The woman who would be President

The woman who would be President

She has been called “unAfrican”, a “house nigger”, a “coconut” and “Helen Zille’s tea girl”. President Jacob Zuma calls her “Ntombazana” (Young Girl) and “My Dear”. But you know nothing about DA parliamentary leader ...
 
Down time

Down time

Finally the courts are ordering the demolition of buildings that don't comply with building laws and regulations. Last month the Grahamstown high court ordered the demolition of a well-known tax professor's illegal mansion at Kenton-on-sea. ...

Plans to smoke out Big Tobacco

Plans to smoke out Big Tobacco

Three years ago Australia passed a law requiring all cigarettes to be sold in uniform olive green packs featuring graphic pictures of mouth ulcers; with brand names in small print only; and with ...

UPDATE: Absa still speaks with forked tongue

UPDATE: Absa still speaks with forked tongue

Retired SA Navy Captain Teboho "Tommy" Molotsi has emerged the victor in a hugely unequal court battle with Absa  Bank, who had wanted to repossess his home on the basis of a long-settled ...

Mdluli judge castigates Phiyega

Mdluli judge castigates Phiyega

Irrational, unlawful, troublingly “below the standard expected of a senior officer of this court” – the words of Judge John Murphy of the North Gauteng High Court describing the actions of some of ...

UPDATE: Leisurely reconstruction

UPDATE: Leisurely reconstruction

On 10 September, the Construction Industry Development Board (CIDB) assured Parliament’s Portfolio Committee on Public Works that it was “in the process” of appointing an investigative team “to kick-start” its probe into ...

Water rights - and wrongs

Water rights - and wrongs

They came, they saw, they loitered – and nobody knows why or when the weird weir affair will be resolved.

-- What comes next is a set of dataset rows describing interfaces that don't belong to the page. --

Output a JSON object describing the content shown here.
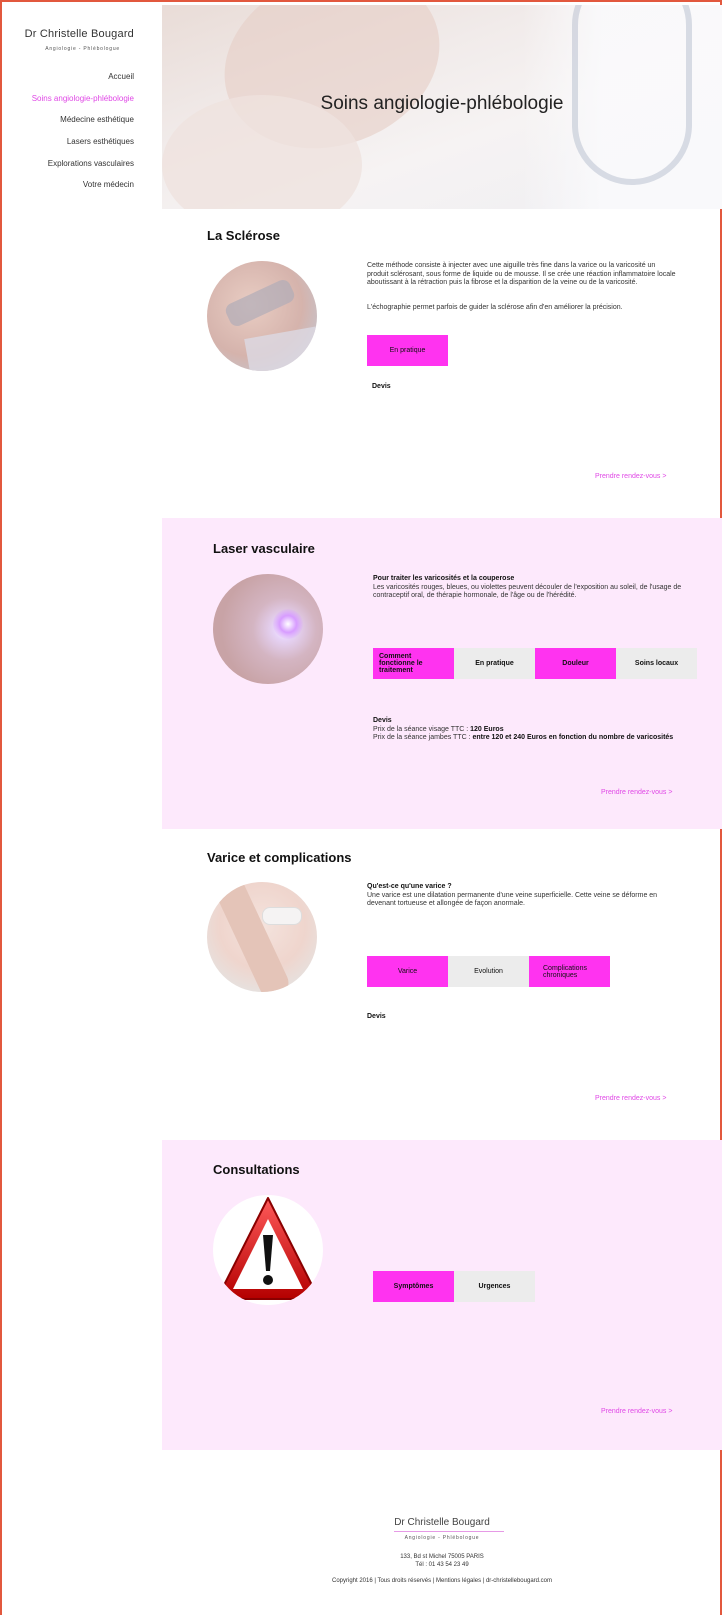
{
  "brand": {
    "name": "Dr Christelle Bougard",
    "tagline": "Angiologie - Phlébologue"
  },
  "nav": {
    "items": [
      {
        "label": "Accueil",
        "active": false
      },
      {
        "label": "Soins angiologie-phlébologie",
        "active": true
      },
      {
        "label": "Médecine esthétique",
        "active": false
      },
      {
        "label": "Lasers esthétiques",
        "active": false
      },
      {
        "label": "Explorations vasculaires",
        "active": false
      },
      {
        "label": "Votre médecin",
        "active": false
      }
    ]
  },
  "hero": {
    "title": "Soins angiologie-phlébologie"
  },
  "sclerose": {
    "title": "La Sclérose",
    "paragraph1": "Cette méthode consiste à injecter avec une aiguille très fine dans la varice ou la varicosité un produit sclérosant, sous forme de liquide ou de mousse. Il se crée  une réaction inflammatoire locale aboutissant à la rétraction puis la fibrose et la disparition de la veine ou de la varicosité.",
    "paragraph2": "L'échographie permet parfois de guider la sclérose afin d'en améliorer la précision.",
    "button": "En pratique",
    "devis": "Devis",
    "rdv": "Prendre rendez-vous >"
  },
  "laser": {
    "title": "Laser vasculaire",
    "heading": "Pour traiter les varicosités et la couperose",
    "paragraph": "Les varicosités rouges, bleues, ou violettes peuvent découler de l'exposition au soleil, de l'usage de contraceptif oral, de thérapie hormonale, de l'âge ou de l'hérédité.",
    "tabs": [
      "Comment fonctionne le traitement",
      "En pratique",
      "Douleur",
      "Soins locaux"
    ],
    "devis": "Devis",
    "price_visage_label": "Prix de la séance visage  TTC : ",
    "price_visage_value": "120 Euros",
    "price_jambes_label": "Prix de la séance jambes TTC : ",
    "price_jambes_value": "entre 120 et 240 Euros en fonction du nombre de varicosités",
    "rdv": "Prendre rendez-vous >"
  },
  "varice": {
    "title": "Varice et complications",
    "heading": "Qu'est-ce qu'une varice ?",
    "paragraph": "Une varice est une dilatation permanente d'une veine superficielle. Cette veine se déforme en devenant tortueuse et allongée de façon anormale.",
    "tabs": [
      "Varice",
      "Evolution",
      "Complications chroniques"
    ],
    "devis": "Devis",
    "rdv": "Prendre rendez-vous >"
  },
  "consultations": {
    "title": "Consultations",
    "tabs": [
      "Symptômes",
      "Urgences"
    ],
    "rdv": "Prendre rendez-vous >"
  },
  "footer": {
    "name": "Dr Christelle Bougard",
    "tagline": "Angiologie - Phlébologue",
    "address": "133, Bd st Michel 75005 PARIS",
    "phone": "Tél : 01 43 54 23 49",
    "copyright": "Copyright 2016 | Tous droits réservés | Mentions légales | dr-christellebougard.com"
  },
  "colors": {
    "accent": "#ff33f0",
    "link": "#e048e6",
    "pinkBg": "#fde9fc",
    "border": "#e2583e"
  }
}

Stephen Pain owns a farm outside Riversdale in the Western Cape. It is bordered ...

UPDATE: Laraine Lane triumphs

UPDATE: Laraine Lane triumphs

After a four-year battle, Laraine Lane’s honour and dignity as a sports coach has been restored – by the Gauteng High Court. Lane suffered hugely as a result of Leonard Chuene’s mishandling of ...

Seeds of a food crisis

Seeds of a food crisis

Seed regulation is among the long list of grievances behind the Colombian agricultural strike. By Richard Emblin For more than two decades Colombian agronomist German Alonso Vélez has led a campaign as director of the ...

Kenya. Shockwaves after the shoot-out

Kenya. Shockwaves after the shoot-out

As forensic investigators comb the Westgate Mall for clues about the insurgents, anger grows at the security failure. In the wake of the attack at Nairobi’s Westgate Shopping Mall, President Uhuru Kenyatta faces tough questions ...